Top of INPUT

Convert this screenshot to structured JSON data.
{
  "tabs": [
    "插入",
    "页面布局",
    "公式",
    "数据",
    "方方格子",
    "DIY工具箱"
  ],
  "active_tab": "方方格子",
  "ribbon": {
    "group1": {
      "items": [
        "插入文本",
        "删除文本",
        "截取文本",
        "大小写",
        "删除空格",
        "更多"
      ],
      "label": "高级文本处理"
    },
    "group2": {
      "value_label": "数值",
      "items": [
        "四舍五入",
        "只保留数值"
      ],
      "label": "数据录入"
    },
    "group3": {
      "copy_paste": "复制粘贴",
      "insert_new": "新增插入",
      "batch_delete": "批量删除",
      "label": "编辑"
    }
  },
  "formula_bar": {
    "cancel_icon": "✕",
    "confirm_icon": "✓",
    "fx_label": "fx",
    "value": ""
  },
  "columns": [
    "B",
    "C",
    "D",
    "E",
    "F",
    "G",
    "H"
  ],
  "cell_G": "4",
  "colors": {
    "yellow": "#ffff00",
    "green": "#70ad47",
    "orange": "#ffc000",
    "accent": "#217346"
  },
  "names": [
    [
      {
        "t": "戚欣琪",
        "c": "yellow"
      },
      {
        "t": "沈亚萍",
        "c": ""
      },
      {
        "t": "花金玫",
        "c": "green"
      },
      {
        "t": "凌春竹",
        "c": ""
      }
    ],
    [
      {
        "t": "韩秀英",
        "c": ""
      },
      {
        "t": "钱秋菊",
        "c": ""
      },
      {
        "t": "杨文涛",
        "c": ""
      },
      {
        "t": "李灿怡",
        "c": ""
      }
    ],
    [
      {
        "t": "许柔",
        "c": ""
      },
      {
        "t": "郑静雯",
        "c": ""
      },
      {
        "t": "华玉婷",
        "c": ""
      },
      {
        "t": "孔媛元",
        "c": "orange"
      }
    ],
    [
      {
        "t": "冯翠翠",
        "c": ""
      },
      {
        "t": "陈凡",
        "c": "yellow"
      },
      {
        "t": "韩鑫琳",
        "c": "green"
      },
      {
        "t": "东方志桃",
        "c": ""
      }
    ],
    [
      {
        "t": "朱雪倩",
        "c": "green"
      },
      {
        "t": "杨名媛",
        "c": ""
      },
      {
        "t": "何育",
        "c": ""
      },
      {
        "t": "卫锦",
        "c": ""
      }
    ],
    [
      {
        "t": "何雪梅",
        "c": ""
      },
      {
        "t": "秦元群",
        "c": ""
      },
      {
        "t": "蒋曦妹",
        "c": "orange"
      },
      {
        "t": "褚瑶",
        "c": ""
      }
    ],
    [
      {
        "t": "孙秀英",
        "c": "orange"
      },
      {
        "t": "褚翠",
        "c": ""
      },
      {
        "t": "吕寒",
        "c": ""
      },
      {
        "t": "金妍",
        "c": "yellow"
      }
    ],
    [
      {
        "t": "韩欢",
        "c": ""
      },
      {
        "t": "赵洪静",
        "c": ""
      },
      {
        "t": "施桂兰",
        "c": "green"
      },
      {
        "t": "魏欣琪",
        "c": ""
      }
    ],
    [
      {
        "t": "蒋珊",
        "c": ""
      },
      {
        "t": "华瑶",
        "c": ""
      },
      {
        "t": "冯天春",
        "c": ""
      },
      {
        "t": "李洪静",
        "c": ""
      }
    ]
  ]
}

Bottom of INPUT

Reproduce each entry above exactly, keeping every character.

▶ **RESULT OF THIS EXERCISE**:
Convert this screenshot to structured JSON data.
{
  "tabs": [
    "插入",
    "页面布局",
    "公式",
    "数据",
    "方方格子",
    "DIY工具箱"
  ],
  "active_tab": "方方格子",
  "ribbon": {
    "group1": {
      "items": [
        "插入文本",
        "删除文本",
        "截取文本",
        "大小写",
        "删除空格",
        "更多"
      ],
      "label": "高级文本处理"
    },
    "group2": {
      "value_label": "数值",
      "items": [
        "四舍五入",
        "只保留数值"
      ],
      "label": "数据录入"
    },
    "group3": {
      "copy_paste": "复制粘贴",
      "insert_new": "新增插入",
      "batch_delete": "批量删除",
      "label": "编辑"
    }
  },
  "formula_bar": {
    "cancel_icon": "✕",
    "confirm_icon": "✓",
    "fx_label": "fx",
    "value": ""
  },
  "columns": [
    "B",
    "C",
    "D",
    "E",
    "F",
    "G",
    "H"
  ],
  "cell_G": "4",
  "colors": {
    "yellow": "#ffff00",
    "green": "#70ad47",
    "orange": "#ffc000",
    "accent": "#217346"
  },
  "names": [
    [
      {
        "t": "戚欣琪",
        "c": "yellow"
      },
      {
        "t": "沈亚萍",
        "c": ""
      },
      {
        "t": "花金玫",
        "c": "green"
      },
      {
        "t": "凌春竹",
        "c": ""
      }
    ],
    [
      {
        "t": "韩秀英",
        "c": ""
      },
      {
        "t": "钱秋菊",
        "c": ""
      },
      {
        "t": "杨文涛",
        "c": ""
      },
      {
        "t": "李灿怡",
        "c": ""
      }
    ],
    [
      {
        "t": "许柔",
        "c": ""
      },
      {
        "t": "郑静雯",
        "c": ""
      },
      {
        "t": "华玉婷",
        "c": ""
      },
      {
        "t": "孔媛元",
        "c": "orange"
      }
    ],
    [
      {
        "t": "冯翠翠",
        "c": ""
      },
      {
        "t": "陈凡",
        "c": "yellow"
      },
      {
        "t": "韩鑫琳",
        "c": "green"
      },
      {
        "t": "东方志桃",
        "c": ""
      }
    ],
    [
      {
        "t": "朱雪倩",
        "c": "green"
      },
      {
        "t": "杨名媛",
        "c": ""
      },
      {
        "t": "何育",
        "c": ""
      },
      {
        "t": "卫锦",
        "c": ""
      }
    ],
    [
      {
        "t": "何雪梅",
        "c": ""
      },
      {
        "t": "秦元群",
        "c": ""
      },
      {
        "t": "蒋曦妹",
        "c": "orange"
      },
      {
        "t": "褚瑶",
        "c": ""
      }
    ],
    [
      {
        "t": "孙秀英",
        "c": "orange"
      },
      {
        "t": "褚翠",
        "c": ""
      },
      {
        "t": "吕寒",
        "c": ""
      },
      {
        "t": "金妍",
        "c": "yellow"
      }
    ],
    [
      {
        "t": "韩欢",
        "c": ""
      },
      {
        "t": "赵洪静",
        "c": ""
      },
      {
        "t": "施桂兰",
        "c": "green"
      },
      {
        "t": "魏欣琪",
        "c": ""
      }
    ],
    [
      {
        "t": "蒋珊",
        "c": ""
      },
      {
        "t": "华瑶",
        "c": ""
      },
      {
        "t": "冯天春",
        "c": ""
      },
      {
        "t": "李洪静",
        "c": ""
      }
    ]
  ]
}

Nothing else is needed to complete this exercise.